Return the full set of entries exactly. Omit none.
─── AVAILABLE DATA
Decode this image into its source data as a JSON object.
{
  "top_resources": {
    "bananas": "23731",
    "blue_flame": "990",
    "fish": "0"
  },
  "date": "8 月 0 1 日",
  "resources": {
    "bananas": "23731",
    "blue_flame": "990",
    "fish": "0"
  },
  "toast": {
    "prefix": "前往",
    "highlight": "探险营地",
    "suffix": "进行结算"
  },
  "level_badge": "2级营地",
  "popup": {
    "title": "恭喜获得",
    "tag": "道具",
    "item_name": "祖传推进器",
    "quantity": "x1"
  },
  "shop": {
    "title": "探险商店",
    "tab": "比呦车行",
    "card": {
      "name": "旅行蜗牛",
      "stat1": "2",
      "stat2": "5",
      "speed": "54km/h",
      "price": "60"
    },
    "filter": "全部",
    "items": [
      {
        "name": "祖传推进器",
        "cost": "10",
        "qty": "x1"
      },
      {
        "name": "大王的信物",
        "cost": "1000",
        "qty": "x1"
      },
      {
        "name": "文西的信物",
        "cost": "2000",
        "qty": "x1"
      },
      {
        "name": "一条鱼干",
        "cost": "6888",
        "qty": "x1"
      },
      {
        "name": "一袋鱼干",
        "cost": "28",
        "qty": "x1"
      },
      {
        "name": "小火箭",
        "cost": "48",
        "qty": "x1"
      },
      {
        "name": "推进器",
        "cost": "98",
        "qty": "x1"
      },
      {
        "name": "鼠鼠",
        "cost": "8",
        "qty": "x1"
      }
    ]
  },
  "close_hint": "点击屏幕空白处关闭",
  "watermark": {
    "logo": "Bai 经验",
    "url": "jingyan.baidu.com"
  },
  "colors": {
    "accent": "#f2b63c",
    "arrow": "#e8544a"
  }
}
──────
◆ RESULT FOR THIS TASK
Decode this image into its source data as a JSON object.
{
  "top_resources": {
    "bananas": "23731",
    "blue_flame": "990",
    "fish": "0"
  },
  "date": "8 月 0 1 日",
  "resources": {
    "bananas": "23731",
    "blue_flame": "990",
    "fish": "0"
  },
  "toast": {
    "prefix": "前往",
    "highlight": "探险营地",
    "suffix": "进行结算"
  },
  "level_badge": "2级营地",
  "popup": {
    "title": "恭喜获得",
    "tag": "道具",
    "item_name": "祖传推进器",
    "quantity": "x1"
  },
  "shop": {
    "title": "探险商店",
    "tab": "比呦车行",
    "card": {
      "name": "旅行蜗牛",
      "stat1": "2",
      "stat2": "5",
      "speed": "54km/h",
      "price": "60"
    },
    "filter": "全部",
    "items": [
      {
        "name": "祖传推进器",
        "cost": "10",
        "qty": "x1"
      },
      {
        "name": "大王的信物",
        "cost": "1000",
        "qty": "x1"
      },
      {
        "name": "文西的信物",
        "cost": "2000",
        "qty": "x1"
      },
      {
        "name": "一条鱼干",
        "cost": "6888",
        "qty": "x1"
      },
      {
        "name": "一袋鱼干",
        "cost": "28",
        "qty": "x1"
      },
      {
        "name": "小火箭",
        "cost": "48",
        "qty": "x1"
      },
      {
        "name": "推进器",
        "cost": "98",
        "qty": "x1"
      },
      {
        "name": "鼠鼠",
        "cost": "8",
        "qty": "x1"
      }
    ]
  },
  "close_hint": "点击屏幕空白处关闭",
  "watermark": {
    "logo": "Bai 经验",
    "url": "jingyan.baidu.com"
  },
  "colors": {
    "accent": "#f2b63c",
    "arrow": "#e8544a"
  }
}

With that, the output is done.